Goal of the exercise ::
Please return the full listing below without altering anything.

Data in this exercise ::
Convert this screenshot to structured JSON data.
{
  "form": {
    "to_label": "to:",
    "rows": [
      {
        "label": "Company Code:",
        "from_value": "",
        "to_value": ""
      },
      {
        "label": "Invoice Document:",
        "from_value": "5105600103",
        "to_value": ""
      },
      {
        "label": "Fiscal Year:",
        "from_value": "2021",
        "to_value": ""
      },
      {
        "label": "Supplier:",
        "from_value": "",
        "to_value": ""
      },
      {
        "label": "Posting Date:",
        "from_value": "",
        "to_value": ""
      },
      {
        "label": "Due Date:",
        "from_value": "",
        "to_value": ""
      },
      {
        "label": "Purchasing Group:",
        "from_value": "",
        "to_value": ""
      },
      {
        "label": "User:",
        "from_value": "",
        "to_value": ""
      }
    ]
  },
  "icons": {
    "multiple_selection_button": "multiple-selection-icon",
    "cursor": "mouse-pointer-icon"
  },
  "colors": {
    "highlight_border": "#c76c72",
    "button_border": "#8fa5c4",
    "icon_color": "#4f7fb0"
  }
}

Answer to the exercise ::
Convert this screenshot to structured JSON data.
{
  "form": {
    "to_label": "to:",
    "rows": [
      {
        "label": "Company Code:",
        "from_value": "",
        "to_value": ""
      },
      {
        "label": "Invoice Document:",
        "from_value": "5105600103",
        "to_value": ""
      },
      {
        "label": "Fiscal Year:",
        "from_value": "2021",
        "to_value": ""
      },
      {
        "label": "Supplier:",
        "from_value": "",
        "to_value": ""
      },
      {
        "label": "Posting Date:",
        "from_value": "",
        "to_value": ""
      },
      {
        "label": "Due Date:",
        "from_value": "",
        "to_value": ""
      },
      {
        "label": "Purchasing Group:",
        "from_value": "",
        "to_value": ""
      },
      {
        "label": "User:",
        "from_value": "",
        "to_value": ""
      }
    ]
  },
  "icons": {
    "multiple_selection_button": "multiple-selection-icon",
    "cursor": "mouse-pointer-icon"
  },
  "colors": {
    "highlight_border": "#c76c72",
    "button_border": "#8fa5c4",
    "icon_color": "#4f7fb0"
  }
}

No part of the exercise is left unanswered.